Drawing upon the letters, memoirs and journals of traders, travellers, bureaucrats, officials, officers and the occasional bishop, Doolally Sahib and the Black Zamindar is a chronicle of racial relations between Indians and their last foreign invaders, sometimes infuriating but always compelling. A multitude of vignettes, combined with insight and analysis, reveal the deeply ingrained conviction of ‘white superiority’ that shaped this history. How deep this conviction was is best illustrated by the fact that the British abandoned a large community of their own children because they were born of Indian mothers. The British took pride in being outsiders, even as their exploitative revenue policy turned periodic drought and famine into horrific catastrophes, killing impoverished Indians in millions.
There were also marvellous and heart-warming exceptions in this extraordinary panorama, people who transcended racial prejudice and served as a reminder of what might have been had the British made India a second home and merged with its culture instead of treating it as a fortune-hunter’s turf.
The power was indisputable-the British had lost just one out of 18 wars between 1757 and 1857. Defeated repeatedly on the battlefield, Indians found innovative and amusing ways of giving expression to resentment in household skirmishes, social mores and economic subversion. When Indians tried to imitate the sahibs, they turned into caricatures; when they absorbed the best that the British brought with them, the confluence was positive and productive.
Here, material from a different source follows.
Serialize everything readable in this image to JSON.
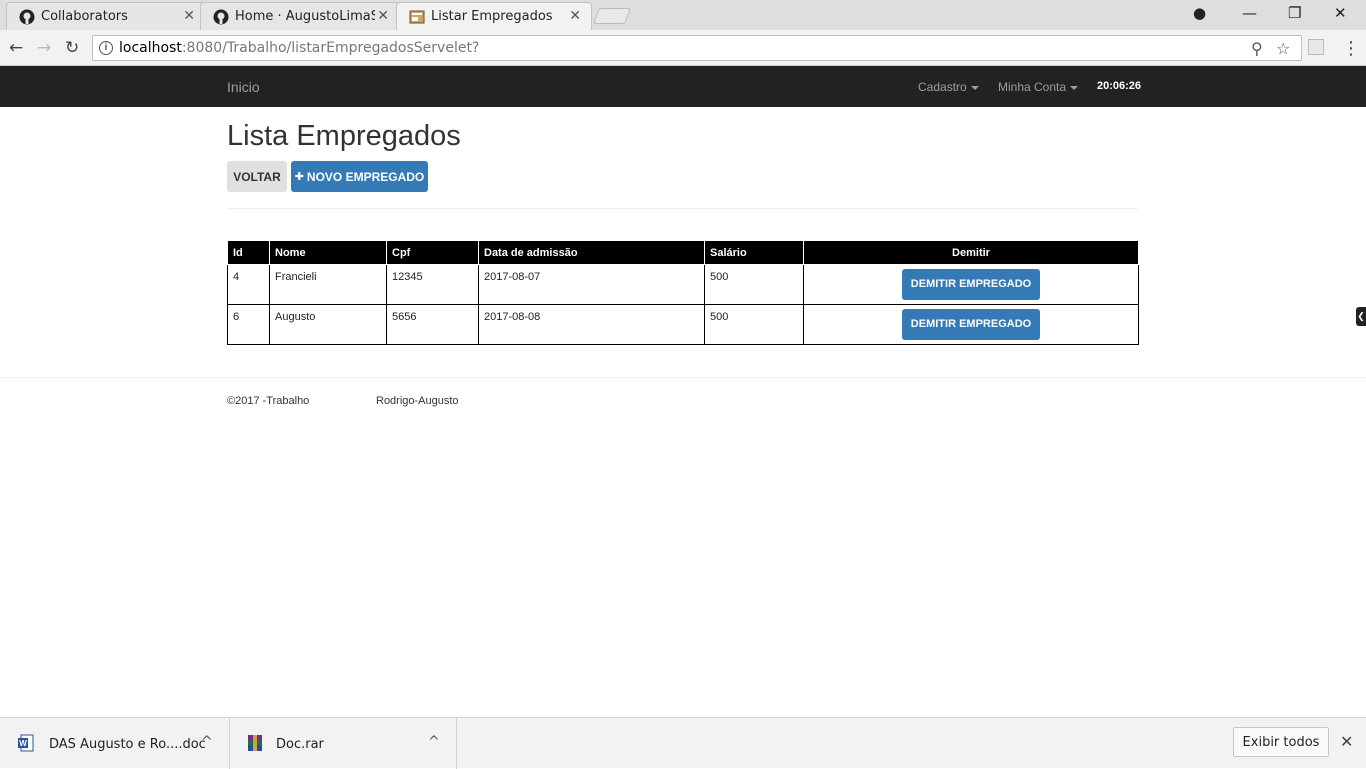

But for the most part, subject and ruler lived parallel lives.
From the celebrated writer of the bestselling Gandhi’s Hinduism, the Struggle Against Jinnah’s Islam comes this extensively researched and utterly engrossing book, which is easy to pick up and difficult to put down